Termination for convenience clauses have drawn recent media attention given the Commonwealth’s recent decision to terminate the Future Submarine Program contract with the Naval Group.
As the name suggests, exercising a termination for convenience clause does not require the terminating party to prove any breach of obligation by the terminated party.
These clauses are common in contracts, especially in large procurement projects involving governments.
Despite the common nature of such clauses, there is limited guidance as to whether the terminated party must be compensated and the amount of compensation (if any) on a termination for convenience is also often unclear.
A poorly drafted termination for convenience clause has the potential to be unenforceable.
We take a look at the most recent commentary and judicial considerations and set out some matters that are relevant to the negotiation of a termination for convenience clauses.
Should the other party be compensated where a right to terminate for convenience has been exercised?
While parties are generally free to strike whatever bargain they choose, there are some limitations on the enforceability of contracts in circumstances where a contract contains a right to terminate for convenience.
Unfair contract terms
Particular caution should be taken when negotiating an exclusive right to terminate for convenience without compensation being payable where the unfair contracts regime applies.
In ACCC v Servcorp Ltd, one party could terminate for convenience without paying compensation while the other party had no such rights at all. This gave rise to a significant imbalance in the parties’ rights and obligations and the clause was deemed to be an unfair contract term and was void.
Although the regime does not apply to all contracts, upcoming amendments will broaden the scope of the unfair contract term provisions and introduce civil penalties and further remedies.
There is a difference between an agreement that provides an obligation to compensate for work done up until termination, from an agreement that does not provide for any compensation at all.
To ensure formation and enforceability of a contract, obligations must be supported by ‘consideration’ (which usually takes the form of an obligation to pay money and provide products or services in return).
Courts in the United Kingdom have taken the view that a termination for convenience clause that does not provide compensation for losses (including loss of profit and overheads) “risk[s] being treated as … unenforceable as unconscionable.” However, the Australian Federal Court in Anderson Formrite Pty Ltd v Baulderstone Pty Ltd (No 7), held that a $1 termination fee ensured the contract was supported by consideration.
Consequently, inclusion of a termination payment obligation will help avoid a dispute as to whether an agreement containing a termination for convenience clause is void for a lack of consideration. In some circumstances, payment for work completed up to termination may be sufficient consideration.
The law in Australia is unsettled as to whether a duty of good faith can be implied into a contract. Some contracts expressly include such an obligation.
The duty of good faith can be relevant in the context of a termination for convenience.

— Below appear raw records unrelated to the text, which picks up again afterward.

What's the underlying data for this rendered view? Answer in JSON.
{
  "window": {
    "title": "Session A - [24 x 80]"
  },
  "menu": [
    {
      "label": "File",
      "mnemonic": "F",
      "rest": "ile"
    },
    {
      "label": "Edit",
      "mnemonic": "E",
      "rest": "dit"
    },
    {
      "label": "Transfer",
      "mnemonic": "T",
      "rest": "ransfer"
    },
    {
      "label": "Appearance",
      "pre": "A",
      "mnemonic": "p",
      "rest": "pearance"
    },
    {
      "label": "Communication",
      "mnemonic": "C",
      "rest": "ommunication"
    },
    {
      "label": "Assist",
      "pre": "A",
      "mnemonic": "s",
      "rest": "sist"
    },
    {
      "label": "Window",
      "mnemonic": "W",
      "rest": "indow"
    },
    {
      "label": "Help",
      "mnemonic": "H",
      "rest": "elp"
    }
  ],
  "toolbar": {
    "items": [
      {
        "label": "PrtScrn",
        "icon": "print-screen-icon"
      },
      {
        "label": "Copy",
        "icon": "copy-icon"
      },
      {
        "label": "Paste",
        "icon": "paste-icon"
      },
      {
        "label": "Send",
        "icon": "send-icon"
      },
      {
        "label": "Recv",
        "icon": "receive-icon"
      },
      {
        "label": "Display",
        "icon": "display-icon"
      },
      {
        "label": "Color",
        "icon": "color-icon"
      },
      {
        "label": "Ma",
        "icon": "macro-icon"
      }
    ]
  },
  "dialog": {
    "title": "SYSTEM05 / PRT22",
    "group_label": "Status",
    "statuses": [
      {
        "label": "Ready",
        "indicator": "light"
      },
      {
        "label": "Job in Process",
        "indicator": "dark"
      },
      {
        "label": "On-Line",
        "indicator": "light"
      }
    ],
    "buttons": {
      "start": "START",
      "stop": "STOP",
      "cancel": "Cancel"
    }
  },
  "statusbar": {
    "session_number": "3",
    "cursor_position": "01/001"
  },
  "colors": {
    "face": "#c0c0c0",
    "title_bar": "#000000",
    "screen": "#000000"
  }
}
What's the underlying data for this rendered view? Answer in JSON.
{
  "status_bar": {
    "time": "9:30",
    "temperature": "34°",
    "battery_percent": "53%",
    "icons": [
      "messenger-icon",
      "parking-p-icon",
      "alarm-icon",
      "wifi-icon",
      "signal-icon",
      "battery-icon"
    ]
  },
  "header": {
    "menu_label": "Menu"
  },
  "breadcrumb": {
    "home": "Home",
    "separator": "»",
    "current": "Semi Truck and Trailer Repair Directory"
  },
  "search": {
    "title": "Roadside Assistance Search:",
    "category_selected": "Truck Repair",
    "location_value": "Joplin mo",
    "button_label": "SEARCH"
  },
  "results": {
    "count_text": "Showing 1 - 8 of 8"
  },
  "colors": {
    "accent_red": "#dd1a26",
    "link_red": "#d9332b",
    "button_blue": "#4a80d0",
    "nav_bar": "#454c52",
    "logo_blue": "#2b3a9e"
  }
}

The New South Wales Supreme Court has taken the view that a breach of the duty of good faith would be unlikely to occur where an entitlement to terminate for convenience is accompanied by an obligation to pay fair (as agreed between the parties) compensation.
Calculation of compensation
If it is agreed that compensation is to be payable in the event of termination for convenience, the next question is how that compensation is calculated.
There are many possibilities, including compensating the terminated party for one or more of the following:
- works completed up to termination, including works that have not been invoiced for;
- demobilisation costs;
- contribution to overheads and profit margin;
- compensation for lost profit; and
- compensation for a forward commitment or liability to third parties (including, for, example subcontractor break costs).
Ultimately, the commercial viability of the agreement will likely depend on whether the parties are prepared to accept the risk of potential termination without fault, and an entitlement to compensation may reduce the risk of loss.
However it is a balancing act, as the compensation should be proportionate to the potential benefits of being able to terminate for convenience. Therefore, parties should carefully consider the drafting of termination for convenience clauses to ensure they reflect the commercial bargain and are enforceable. Clarity as to the losses to be covered through the compensation mechanism is critical.
 The current regime applies to standard form contracts entered into or renewed on or after 12 November 2016, where:
(1) it is for the supply of goods or services or the sale or grant of an interest in land;
(2) at least one of the parties is a small business (employs less than 20 people, including casual employees employed on a regular and systematic basis); and
(3) the upfront price payable under the contract is no more than $300 000 or $1 million if the contract is for more than 12 months.
 Australian Competition and Consumer Commission (ACCC) v Servcorp Ltd  FCA 1044.
 Abbey Developments Limited v PP Brickwork Ltd  EWHC 1987 (TCC).
 Leighton v Arogen  NSWSC 1370.
This publication is introductory in nature. Its content is current at the date of publication. It does not constitute legal advice and should not be relied upon as such. You should always obtain legal advice based on your specific circumstances before taking any action relating to matters covered by this publication. Some information may have been obtained from external sources, and we cannot guarantee the accuracy or currency of any such information.